#### [Data for the task]
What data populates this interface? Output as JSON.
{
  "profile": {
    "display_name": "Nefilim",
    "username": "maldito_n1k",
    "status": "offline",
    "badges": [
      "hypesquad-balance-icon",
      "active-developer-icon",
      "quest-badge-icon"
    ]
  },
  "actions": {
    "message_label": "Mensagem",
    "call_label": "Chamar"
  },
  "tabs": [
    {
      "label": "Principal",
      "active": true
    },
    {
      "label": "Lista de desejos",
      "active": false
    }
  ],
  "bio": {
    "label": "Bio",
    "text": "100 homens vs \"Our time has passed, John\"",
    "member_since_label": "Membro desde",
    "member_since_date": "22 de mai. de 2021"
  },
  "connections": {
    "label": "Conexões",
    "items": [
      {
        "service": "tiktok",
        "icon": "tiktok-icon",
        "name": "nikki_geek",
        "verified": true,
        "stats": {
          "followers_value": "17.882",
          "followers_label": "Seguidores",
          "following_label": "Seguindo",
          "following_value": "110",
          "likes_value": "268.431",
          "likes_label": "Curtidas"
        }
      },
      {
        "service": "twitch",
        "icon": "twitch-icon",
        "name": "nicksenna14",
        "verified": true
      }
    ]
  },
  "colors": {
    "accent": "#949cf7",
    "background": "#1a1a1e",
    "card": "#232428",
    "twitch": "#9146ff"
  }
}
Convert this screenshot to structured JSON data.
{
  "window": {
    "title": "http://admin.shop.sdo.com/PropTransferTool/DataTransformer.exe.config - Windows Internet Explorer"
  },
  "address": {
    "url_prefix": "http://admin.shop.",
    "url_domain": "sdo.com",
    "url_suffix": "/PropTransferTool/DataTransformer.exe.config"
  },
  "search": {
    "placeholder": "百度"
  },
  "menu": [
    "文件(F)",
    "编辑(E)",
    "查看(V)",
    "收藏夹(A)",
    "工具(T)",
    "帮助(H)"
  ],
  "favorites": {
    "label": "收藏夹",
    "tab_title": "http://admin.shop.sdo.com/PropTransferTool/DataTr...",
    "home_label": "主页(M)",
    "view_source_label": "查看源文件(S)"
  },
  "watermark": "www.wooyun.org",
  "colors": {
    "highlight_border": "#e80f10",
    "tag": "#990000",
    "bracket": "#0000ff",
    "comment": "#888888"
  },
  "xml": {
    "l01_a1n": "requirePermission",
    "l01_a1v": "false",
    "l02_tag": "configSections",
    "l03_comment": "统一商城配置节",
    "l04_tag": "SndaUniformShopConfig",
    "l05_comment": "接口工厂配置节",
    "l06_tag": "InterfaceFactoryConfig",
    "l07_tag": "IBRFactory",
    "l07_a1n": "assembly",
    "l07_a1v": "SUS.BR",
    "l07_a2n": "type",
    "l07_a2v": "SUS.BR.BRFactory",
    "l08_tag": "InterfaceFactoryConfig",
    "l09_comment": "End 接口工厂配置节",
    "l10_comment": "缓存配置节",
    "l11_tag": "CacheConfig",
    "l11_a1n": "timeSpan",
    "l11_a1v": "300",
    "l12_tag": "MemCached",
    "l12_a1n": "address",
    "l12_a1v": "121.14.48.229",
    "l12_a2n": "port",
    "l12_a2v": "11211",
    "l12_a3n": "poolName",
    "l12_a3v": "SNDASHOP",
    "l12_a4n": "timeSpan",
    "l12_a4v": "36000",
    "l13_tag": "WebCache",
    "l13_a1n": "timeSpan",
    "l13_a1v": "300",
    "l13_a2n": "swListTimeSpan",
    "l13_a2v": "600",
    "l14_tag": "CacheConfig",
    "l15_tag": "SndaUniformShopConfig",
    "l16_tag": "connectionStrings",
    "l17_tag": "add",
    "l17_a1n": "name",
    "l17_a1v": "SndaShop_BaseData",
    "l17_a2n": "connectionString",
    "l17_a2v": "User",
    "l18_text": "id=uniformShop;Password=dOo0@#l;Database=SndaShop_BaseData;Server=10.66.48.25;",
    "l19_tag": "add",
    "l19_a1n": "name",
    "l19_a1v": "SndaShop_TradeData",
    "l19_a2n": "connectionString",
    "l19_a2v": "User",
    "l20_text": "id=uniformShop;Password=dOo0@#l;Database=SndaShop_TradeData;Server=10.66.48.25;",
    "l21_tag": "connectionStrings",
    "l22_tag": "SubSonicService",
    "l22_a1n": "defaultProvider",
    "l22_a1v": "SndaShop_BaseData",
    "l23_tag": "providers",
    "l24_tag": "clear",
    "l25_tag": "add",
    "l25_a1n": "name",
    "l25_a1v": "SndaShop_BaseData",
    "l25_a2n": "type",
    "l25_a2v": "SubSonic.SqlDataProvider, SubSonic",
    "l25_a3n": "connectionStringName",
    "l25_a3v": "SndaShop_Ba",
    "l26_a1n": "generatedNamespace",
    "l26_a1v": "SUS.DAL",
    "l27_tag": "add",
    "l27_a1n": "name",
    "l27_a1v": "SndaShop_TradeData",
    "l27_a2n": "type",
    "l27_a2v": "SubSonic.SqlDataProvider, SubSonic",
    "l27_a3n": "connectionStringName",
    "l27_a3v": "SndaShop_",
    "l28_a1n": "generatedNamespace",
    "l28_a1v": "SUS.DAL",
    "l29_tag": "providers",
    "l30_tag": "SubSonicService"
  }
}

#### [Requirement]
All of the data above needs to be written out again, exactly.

#### [Result of this exercise]
What data populates this interface? Output as JSON.
{
  "profile": {
    "display_name": "Nefilim",
    "username": "maldito_n1k",
    "status": "offline",
    "badges": [
      "hypesquad-balance-icon",
      "active-developer-icon",
      "quest-badge-icon"
    ]
  },
  "actions": {
    "message_label": "Mensagem",
    "call_label": "Chamar"
  },
  "tabs": [
    {
      "label": "Principal",
      "active": true
    },
    {
      "label": "Lista de desejos",
      "active": false
    }
  ],
  "bio": {
    "label": "Bio",
    "text": "100 homens vs \"Our time has passed, John\"",
    "member_since_label": "Membro desde",
    "member_since_date": "22 de mai. de 2021"
  },
  "connections": {
    "label": "Conexões",
    "items": [
      {
        "service": "tiktok",
        "icon": "tiktok-icon",
        "name": "nikki_geek",
        "verified": true,
        "stats": {
          "followers_value": "17.882",
          "followers_label": "Seguidores",
          "following_label": "Seguindo",
          "following_value": "110",
          "likes_value": "268.431",
          "likes_label": "Curtidas"
        }
      },
      {
        "service": "twitch",
        "icon": "twitch-icon",
        "name": "nicksenna14",
        "verified": true
      }
    ]
  },
  "colors": {
    "accent": "#949cf7",
    "background": "#1a1a1e",
    "card": "#232428",
    "twitch": "#9146ff"
  }
}
Convert this screenshot to structured JSON data.
{
  "window": {
    "title": "http://admin.shop.sdo.com/PropTransferTool/DataTransformer.exe.config - Windows Internet Explorer"
  },
  "address": {
    "url_prefix": "http://admin.shop.",
    "url_domain": "sdo.com",
    "url_suffix": "/PropTransferTool/DataTransformer.exe.config"
  },
  "search": {
    "placeholder": "百度"
  },
  "menu": [
    "文件(F)",
    "编辑(E)",
    "查看(V)",
    "收藏夹(A)",
    "工具(T)",
    "帮助(H)"
  ],
  "favorites": {
    "label": "收藏夹",
    "tab_title": "http://admin.shop.sdo.com/PropTransferTool/DataTr...",
    "home_label": "主页(M)",
    "view_source_label": "查看源文件(S)"
  },
  "watermark": "www.wooyun.org",
  "colors": {
    "highlight_border": "#e80f10",
    "tag": "#990000",
    "bracket": "#0000ff",
    "comment": "#888888"
  },
  "xml": {
    "l01_a1n": "requirePermission",
    "l01_a1v": "false",
    "l02_tag": "configSections",
    "l03_comment": "统一商城配置节",
    "l04_tag": "SndaUniformShopConfig",
    "l05_comment": "接口工厂配置节",
    "l06_tag": "InterfaceFactoryConfig",
    "l07_tag": "IBRFactory",
    "l07_a1n": "assembly",
    "l07_a1v": "SUS.BR",
    "l07_a2n": "type",
    "l07_a2v": "SUS.BR.BRFactory",
    "l08_tag": "InterfaceFactoryConfig",
    "l09_comment": "End 接口工厂配置节",
    "l10_comment": "缓存配置节",
    "l11_tag": "CacheConfig",
    "l11_a1n": "timeSpan",
    "l11_a1v": "300",
    "l12_tag": "MemCached",
    "l12_a1n": "address",
    "l12_a1v": "121.14.48.229",
    "l12_a2n": "port",
    "l12_a2v": "11211",
    "l12_a3n": "poolName",
    "l12_a3v": "SNDASHOP",
    "l12_a4n": "timeSpan",
    "l12_a4v": "36000",
    "l13_tag": "WebCache",
    "l13_a1n": "timeSpan",
    "l13_a1v": "300",
    "l13_a2n": "swListTimeSpan",
    "l13_a2v": "600",
    "l14_tag": "CacheConfig",
    "l15_tag": "SndaUniformShopConfig",
    "l16_tag": "connectionStrings",
    "l17_tag": "add",
    "l17_a1n": "name",
    "l17_a1v": "SndaShop_BaseData",
    "l17_a2n": "connectionString",
    "l17_a2v": "User",
    "l18_text": "id=uniformShop;Password=dOo0@#l;Database=SndaShop_BaseData;Server=10.66.48.25;",
    "l19_tag": "add",
    "l19_a1n": "name",
    "l19_a1v": "SndaShop_TradeData",
    "l19_a2n": "connectionString",
    "l19_a2v": "User",
    "l20_text": "id=uniformShop;Password=dOo0@#l;Database=SndaShop_TradeData;Server=10.66.48.25;",
    "l21_tag": "connectionStrings",
    "l22_tag": "SubSonicService",
    "l22_a1n": "defaultProvider",
    "l22_a1v": "SndaShop_BaseData",
    "l23_tag": "providers",
    "l24_tag": "clear",
    "l25_tag": "add",
    "l25_a1n": "name",
    "l25_a1v": "SndaShop_BaseData",
    "l25_a2n": "type",
    "l25_a2v": "SubSonic.SqlDataProvider, SubSonic",
    "l25_a3n": "connectionStringName",
    "l25_a3v": "SndaShop_Ba",
    "l26_a1n": "generatedNamespace",
    "l26_a1v": "SUS.DAL",
    "l27_tag": "add",
    "l27_a1n": "name",
    "l27_a1v": "SndaShop_TradeData",
    "l27_a2n": "type",
    "l27_a2v": "SubSonic.SqlDataProvider, SubSonic",
    "l27_a3n": "connectionStringName",
    "l27_a3v": "SndaShop_",
    "l28_a1n": "generatedNamespace",
    "l28_a1v": "SUS.DAL",
    "l29_tag": "providers",
    "l30_tag": "SubSonicService"
  }
}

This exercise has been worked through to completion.